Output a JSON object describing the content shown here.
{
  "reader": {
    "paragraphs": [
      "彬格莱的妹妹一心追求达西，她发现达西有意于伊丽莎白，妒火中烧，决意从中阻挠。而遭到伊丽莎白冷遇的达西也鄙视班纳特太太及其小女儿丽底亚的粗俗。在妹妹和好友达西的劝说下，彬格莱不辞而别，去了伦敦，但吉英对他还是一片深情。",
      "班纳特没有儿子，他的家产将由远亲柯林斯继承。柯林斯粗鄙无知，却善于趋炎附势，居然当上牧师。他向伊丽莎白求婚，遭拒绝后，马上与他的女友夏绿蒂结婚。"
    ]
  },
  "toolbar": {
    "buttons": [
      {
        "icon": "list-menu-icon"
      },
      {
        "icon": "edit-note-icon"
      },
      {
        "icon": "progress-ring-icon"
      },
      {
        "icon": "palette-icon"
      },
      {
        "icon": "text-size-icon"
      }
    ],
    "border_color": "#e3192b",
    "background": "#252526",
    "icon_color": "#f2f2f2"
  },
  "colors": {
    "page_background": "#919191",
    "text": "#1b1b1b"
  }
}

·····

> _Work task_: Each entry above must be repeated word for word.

> _Reply to the task_:
Output a JSON object describing the content shown here.
{
  "reader": {
    "paragraphs": [
      "彬格莱的妹妹一心追求达西，她发现达西有意于伊丽莎白，妒火中烧，决意从中阻挠。而遭到伊丽莎白冷遇的达西也鄙视班纳特太太及其小女儿丽底亚的粗俗。在妹妹和好友达西的劝说下，彬格莱不辞而别，去了伦敦，但吉英对他还是一片深情。",
      "班纳特没有儿子，他的家产将由远亲柯林斯继承。柯林斯粗鄙无知，却善于趋炎附势，居然当上牧师。他向伊丽莎白求婚，遭拒绝后，马上与他的女友夏绿蒂结婚。"
    ]
  },
  "toolbar": {
    "buttons": [
      {
        "icon": "list-menu-icon"
      },
      {
        "icon": "edit-note-icon"
      },
      {
        "icon": "progress-ring-icon"
      },
      {
        "icon": "palette-icon"
      },
      {
        "icon": "text-size-icon"
      }
    ],
    "border_color": "#e3192b",
    "background": "#252526",
    "icon_color": "#f2f2f2"
  },
  "colors": {
    "page_background": "#919191",
    "text": "#1b1b1b"
  }
}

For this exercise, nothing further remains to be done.